The Church of England has voted to allow women to become bishops for the first time in its history.
Its ruling General Synod gave approval to legislation introducing the change by the required two-thirds majority.
A previous vote in 2012 was backed by the Houses of Bishops and Clergy but blocked by traditionalist lay members.
The Archbishop of Canterbury Justin Welby said he was "delighted" but some opponents said they were unconvinced by the concessions offered to them.
The crucial vote in the House of Laity went 152 in favour, 45 against, and there were five abstentions. In November 2012 the change was derailed by just six votes cast by the lay members.
In the house of Bishops, 37 were in favour, two against, and there was one abstention. The House of Clergy voted 162 in favour, 25 against and there were four abstentions.
By Robert Pigott, religious affairs correspondent, BBC News
It is hard to exaggerate the significance of today's decision at the York Synod.
It breaks a hitherto unbroken tradition of exclusively male bishops inherited from the first Christians almost 2,000 years ago.
Some Anglicans see it as a "cosmic shift" - arguing that the Church's theology has been changed by its acceptance that men and women are equally eligible to lead and teach Christianity.
With the decision, the Church is acknowledging the importance secular society places on equality, signalling that it wants to end its isolation from the lives of the people it serves.
The legislation leaves traditionalists relying largely on the goodwill and generosity of future women bishops, a source of anxiety for many, but heralded by some as a sign of a new culture of trust and co-operation in the Church.
With the even more divisive issue of sexuality on the horizon, the Church will need that culture as never before.
Before he announced the vote, the Archbishop of York John Sentamu, asked for the result to be met "with restraint and sensitivity". But there was a flurry of cheers when it was announced.
The result overturned centuries of tradition in a Church that has been deeply divided over the issue.
It comes more than 20 years after women were first allowed to become priests. More than one-in-five of priests in the church are now female.
The motion will now go before Parliament's ecclesiastical committee, which examines measures from the Synod. The Synod would then meet again on 17 November to formally declare that women can be bishops.
The first woman bishop could potentially be appointed by the end of the year.
The vote followed after almost five hours of debate at the University of York.
The Dean of Salisbury, the Very Reverend June Osborne, said it was a "historic day".

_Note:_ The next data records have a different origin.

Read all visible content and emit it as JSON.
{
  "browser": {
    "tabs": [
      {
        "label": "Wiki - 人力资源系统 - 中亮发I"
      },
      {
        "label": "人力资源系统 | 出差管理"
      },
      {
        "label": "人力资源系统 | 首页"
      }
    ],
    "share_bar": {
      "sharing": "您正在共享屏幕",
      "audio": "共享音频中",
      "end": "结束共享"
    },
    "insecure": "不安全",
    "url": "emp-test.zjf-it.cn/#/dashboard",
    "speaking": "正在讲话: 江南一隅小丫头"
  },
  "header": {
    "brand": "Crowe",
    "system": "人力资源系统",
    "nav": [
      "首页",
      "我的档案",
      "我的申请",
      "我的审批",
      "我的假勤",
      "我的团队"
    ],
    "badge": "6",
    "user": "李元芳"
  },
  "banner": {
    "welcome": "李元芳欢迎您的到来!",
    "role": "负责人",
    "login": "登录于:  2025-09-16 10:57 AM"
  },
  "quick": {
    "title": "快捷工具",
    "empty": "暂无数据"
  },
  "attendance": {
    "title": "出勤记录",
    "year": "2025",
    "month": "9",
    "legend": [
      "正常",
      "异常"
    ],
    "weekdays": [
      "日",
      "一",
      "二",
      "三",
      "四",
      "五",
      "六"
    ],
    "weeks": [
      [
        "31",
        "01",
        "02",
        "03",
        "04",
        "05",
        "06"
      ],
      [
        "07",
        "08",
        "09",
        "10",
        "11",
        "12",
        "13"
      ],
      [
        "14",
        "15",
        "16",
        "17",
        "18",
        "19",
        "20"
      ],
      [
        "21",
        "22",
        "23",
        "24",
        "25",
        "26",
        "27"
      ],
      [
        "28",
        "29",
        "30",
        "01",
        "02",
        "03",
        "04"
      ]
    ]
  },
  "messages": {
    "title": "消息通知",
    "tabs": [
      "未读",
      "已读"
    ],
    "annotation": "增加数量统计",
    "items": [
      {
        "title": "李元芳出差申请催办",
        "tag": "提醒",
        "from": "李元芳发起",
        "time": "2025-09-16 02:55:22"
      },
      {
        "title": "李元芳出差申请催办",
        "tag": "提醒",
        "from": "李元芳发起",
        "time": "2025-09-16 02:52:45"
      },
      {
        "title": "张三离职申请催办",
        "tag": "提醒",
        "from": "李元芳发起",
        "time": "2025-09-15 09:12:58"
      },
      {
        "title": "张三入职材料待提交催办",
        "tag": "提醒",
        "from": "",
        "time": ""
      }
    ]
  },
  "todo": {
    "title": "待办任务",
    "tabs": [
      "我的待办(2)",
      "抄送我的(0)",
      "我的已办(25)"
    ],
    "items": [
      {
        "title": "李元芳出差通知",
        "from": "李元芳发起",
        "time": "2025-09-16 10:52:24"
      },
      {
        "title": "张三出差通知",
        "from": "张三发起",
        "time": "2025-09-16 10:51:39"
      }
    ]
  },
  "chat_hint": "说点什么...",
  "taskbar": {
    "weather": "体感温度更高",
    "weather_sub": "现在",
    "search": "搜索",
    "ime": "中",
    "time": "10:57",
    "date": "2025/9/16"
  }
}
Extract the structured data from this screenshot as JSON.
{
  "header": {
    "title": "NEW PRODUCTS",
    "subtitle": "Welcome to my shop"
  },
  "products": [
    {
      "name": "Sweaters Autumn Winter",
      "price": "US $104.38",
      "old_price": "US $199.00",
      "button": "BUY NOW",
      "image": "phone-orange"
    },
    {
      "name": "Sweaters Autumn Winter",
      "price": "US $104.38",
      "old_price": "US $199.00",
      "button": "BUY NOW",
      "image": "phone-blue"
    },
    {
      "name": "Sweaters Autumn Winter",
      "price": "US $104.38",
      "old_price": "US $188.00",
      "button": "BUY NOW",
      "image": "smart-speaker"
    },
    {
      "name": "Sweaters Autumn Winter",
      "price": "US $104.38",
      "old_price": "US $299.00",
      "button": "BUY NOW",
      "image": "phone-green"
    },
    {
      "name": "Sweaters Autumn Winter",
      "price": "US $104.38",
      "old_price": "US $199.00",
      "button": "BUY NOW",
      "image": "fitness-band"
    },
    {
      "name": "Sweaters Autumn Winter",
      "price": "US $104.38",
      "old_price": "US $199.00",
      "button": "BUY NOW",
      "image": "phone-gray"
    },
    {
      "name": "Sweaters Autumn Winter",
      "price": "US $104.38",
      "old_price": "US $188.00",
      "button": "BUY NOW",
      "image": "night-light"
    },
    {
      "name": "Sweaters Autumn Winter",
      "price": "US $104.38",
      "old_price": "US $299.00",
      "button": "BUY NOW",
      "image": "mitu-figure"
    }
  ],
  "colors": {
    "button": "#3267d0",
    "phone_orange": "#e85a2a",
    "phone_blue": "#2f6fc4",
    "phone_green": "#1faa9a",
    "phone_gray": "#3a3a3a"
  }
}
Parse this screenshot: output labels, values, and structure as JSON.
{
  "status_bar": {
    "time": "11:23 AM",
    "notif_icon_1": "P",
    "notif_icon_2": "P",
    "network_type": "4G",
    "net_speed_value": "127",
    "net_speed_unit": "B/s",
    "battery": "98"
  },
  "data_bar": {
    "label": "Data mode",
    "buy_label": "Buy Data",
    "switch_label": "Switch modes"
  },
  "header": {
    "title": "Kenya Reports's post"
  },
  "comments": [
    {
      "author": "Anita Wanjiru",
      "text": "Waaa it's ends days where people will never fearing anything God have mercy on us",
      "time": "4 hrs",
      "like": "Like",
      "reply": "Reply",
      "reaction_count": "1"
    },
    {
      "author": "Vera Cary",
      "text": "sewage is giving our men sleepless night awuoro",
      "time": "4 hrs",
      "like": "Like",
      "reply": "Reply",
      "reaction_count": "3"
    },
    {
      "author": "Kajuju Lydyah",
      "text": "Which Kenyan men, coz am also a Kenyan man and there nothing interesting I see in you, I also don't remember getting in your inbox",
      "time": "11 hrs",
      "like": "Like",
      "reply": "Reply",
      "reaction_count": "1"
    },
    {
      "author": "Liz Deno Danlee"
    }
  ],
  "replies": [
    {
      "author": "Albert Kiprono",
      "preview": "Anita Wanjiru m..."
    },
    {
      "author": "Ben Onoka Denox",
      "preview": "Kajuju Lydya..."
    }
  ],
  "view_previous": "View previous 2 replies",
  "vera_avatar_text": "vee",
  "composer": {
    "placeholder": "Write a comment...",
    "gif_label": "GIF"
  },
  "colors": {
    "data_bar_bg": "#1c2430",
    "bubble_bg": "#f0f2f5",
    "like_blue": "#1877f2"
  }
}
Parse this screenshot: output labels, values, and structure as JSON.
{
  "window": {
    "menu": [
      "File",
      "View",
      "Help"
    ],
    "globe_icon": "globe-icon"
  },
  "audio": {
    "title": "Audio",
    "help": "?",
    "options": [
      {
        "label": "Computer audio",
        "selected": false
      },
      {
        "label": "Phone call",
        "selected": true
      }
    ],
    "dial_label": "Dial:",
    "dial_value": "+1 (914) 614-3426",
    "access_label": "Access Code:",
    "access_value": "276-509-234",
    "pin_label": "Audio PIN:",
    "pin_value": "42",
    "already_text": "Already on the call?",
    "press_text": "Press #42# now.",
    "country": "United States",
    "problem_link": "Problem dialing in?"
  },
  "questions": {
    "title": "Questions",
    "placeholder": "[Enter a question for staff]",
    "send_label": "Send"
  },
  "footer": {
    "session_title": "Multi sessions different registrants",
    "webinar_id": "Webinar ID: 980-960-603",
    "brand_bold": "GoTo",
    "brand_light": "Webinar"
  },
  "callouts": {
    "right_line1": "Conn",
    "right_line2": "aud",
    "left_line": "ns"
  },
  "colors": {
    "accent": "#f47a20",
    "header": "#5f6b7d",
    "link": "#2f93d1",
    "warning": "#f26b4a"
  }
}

She told the BBC: "I don't think you can overstate the fact that the Church of England allowing women to take up the role of bishop is going to change the Church.
"I think it's going to change our society as well because it's one more step in accepting that women are really and truly equal in spiritual authority, as well as in leadership in society."
The Reverend Lindsay Southern, from the parish of Catterick with Tunstall, North Yorkshire, said "it's been a really long journey but we were so pleased with the graciousness of the Synod debate".
But Lorna Ashworth, a lay member of the Synod who voted against women becoming bishops, suggested it was "not going to be a smooth road ahead".
She said she had no plans to "run away" from the Church but predicted there could be "difficulties" in a number of areas, such as those involving new priests opposed to the changes.
Another lay member, Susie Leafe, director of the conservative evangelical group Reform, said she was "very disappointed" by the vote.
"There is still at least a quarter of the Church for whom this package does not provide for their theological convictions," she said.
The motion had the backing of the Archbishop of Canterbury and Prime Minister David Cameron.
Speaking in the debate, Archbishop Welby said Church of England bishops were committed to meeting their needs should the legislation be passed.
It contained concessions for those parishes that continue to object to the appointment of a women bishop - giving them the right to ask for a male alternative and to take disputes to an independent arbitrator.
In a statement issued by Lambeth Palace later, Archbishop Welby said: "Today marks the start of a great adventure of seeking mutual flourishing while still, in some cases disagreeing. The challenge for us will be for the church to model good disagreement and to continue to demonstrate love for those who disagree on theological grounds."
The Archbishop of York said it was a "momentous day".
He said: "Generations of women have served the Lord faithfully in the Church of England for centuries. It is a moment of joy today: the office of Bishop is open to them."
Mr Cameron said it was a "great day for the Church and for equality".
And writing on Twitter, Deputy Prime Minister Nick Clegg praised Archbishop Welby's "leadership" on securing the Yes vote, adding that it was a "big moment" for the Church of England.
Labour leader Ed Miliband said it was "wonderful news".
But Prebendary David Houlding, a member of the Catholic Group on the General Synod, who voted against the legislation, expressed concerns at the potential impact the result could have on relations with the Catholic Church.
The Anglican Communion has the largest Christian denomination in Britain and a presence in more than 160 countries. Women bishops are already in office in a number of provinces including the US, Canada, South Africa, Australia and New Zealand.